Co-Worker’s Son: Never heard of it.

Oh man. I can’t think of a more appropriate way to ring in my 32nd birthday.

One benefit of joining the Navy: working with kids fresh out of high school means I have to stop bullshitting myself about my youth.

New Expat Jimmy Review

On a day in which my website was hacked and I had to endure Facebook burying my posts because I won’t pay them to show it, I mean “boost” it, some good news came flying in over the transom: another Expat Jimmy review.

Jetlagged and tired, Jimmy sees Wuhan, goes to many different places (and manages to not collapse from exhaustion!) and listens to Adam’s endless China tips. Crazy taxi rides, construction works everywhere, baijiu, hot water, accidents, shady clubs… this is China!

This review comes courtesy of Marta, who lives in Suzhou with her husband. She works as a translator and blogs about her life in China in both English and Spanish.

Check out her blog. Huge thanks to Marta for doing the review. Not all writers have automatic support systems thanks to their pedigree or gender, nor do we get book deals and coverage thanks to big media connections, so I appreciate every review I get.

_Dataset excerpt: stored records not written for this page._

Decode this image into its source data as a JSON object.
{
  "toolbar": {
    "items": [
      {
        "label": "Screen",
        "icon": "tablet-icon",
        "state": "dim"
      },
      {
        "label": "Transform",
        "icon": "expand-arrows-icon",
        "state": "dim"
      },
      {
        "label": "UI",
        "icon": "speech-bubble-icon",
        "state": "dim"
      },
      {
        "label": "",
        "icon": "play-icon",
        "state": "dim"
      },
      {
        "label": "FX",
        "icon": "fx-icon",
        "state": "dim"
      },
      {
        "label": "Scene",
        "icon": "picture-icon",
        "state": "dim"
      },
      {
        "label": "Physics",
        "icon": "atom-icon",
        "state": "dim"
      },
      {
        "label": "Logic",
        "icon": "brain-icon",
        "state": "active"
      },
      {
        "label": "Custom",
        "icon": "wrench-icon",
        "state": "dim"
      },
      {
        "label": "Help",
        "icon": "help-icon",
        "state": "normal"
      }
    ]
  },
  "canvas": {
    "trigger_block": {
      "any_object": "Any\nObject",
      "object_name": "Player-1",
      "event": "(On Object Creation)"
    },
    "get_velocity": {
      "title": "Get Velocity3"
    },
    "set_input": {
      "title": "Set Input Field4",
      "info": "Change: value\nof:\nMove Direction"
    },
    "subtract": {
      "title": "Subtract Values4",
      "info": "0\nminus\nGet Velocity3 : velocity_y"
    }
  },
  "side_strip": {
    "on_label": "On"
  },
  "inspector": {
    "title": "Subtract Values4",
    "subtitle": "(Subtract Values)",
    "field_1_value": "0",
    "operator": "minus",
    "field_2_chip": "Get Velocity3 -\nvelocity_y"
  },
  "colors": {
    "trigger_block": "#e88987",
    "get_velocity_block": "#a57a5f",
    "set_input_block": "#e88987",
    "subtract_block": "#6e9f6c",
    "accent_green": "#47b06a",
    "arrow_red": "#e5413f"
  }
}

In the meantime, if you haven’t already, check out Expat Jimmy, a tale of James’s first day in China, and the jaded seven-year laowai who shows him the dark side of expat life. Taking place in one day, it’s unique among expat novels in its approach, at least until someone well-connected writes a neutered version of the same book.

At that point, Expat Jimmy will be forgotten, so review it while it’s hot…

P, for Potential

“I think you show a lot of potential,” Chief Earhart said. He was struggling. Good. Let him.

“I see a lot of potential in you,” Chief continued. He flicked the mustache he’d grown for Movember. They couldn’t wear beards, so they participated by growing mustaches. Voting for the best mustache would take place on the watchfloor next week, and the winner would get 24-hours special liberty. It was strange seeing Chief Earhart in a mustache. It looked he was hiding something, like he had another mouth under all that hair, and it spoke his real thoughts.

We think you suck, Denson. You’re not one of us. We like other people better, so they get EP’s and MP’s, and you . . . you get what’s left. P.

It meant Promotable, the lowest “good” mark possible on your quarterly evaluation, but the letter P stood for so much more. While Chief kept talking, William thought of what else it meant.

Pushy? Pussy? Party? Partial? Pure?

“So keep at it, and I look for great things from you,” Chief’s visible mouth said.

“So fuck off with your P, and thank your lucky stars advancement has been 100% the past few cycles, otherwise you’d still be an Airman,” Chief’s hidden mouth said.

Pity? William thanked Chief and left the Chief’s Mess. Pity . . . that sounded better. Close, not quite, but getting there.

It showed a lot of potential too.


 

If you liked this sample from Keepers of Time, follow me on Twitter or Facebook. The samples, in order:

  1. A Step Ahead
  2. Thirty-Four with a Shrug
  3. An Encounter at the Thirsty Camel
  4. Take Pills
  5. P, for Potential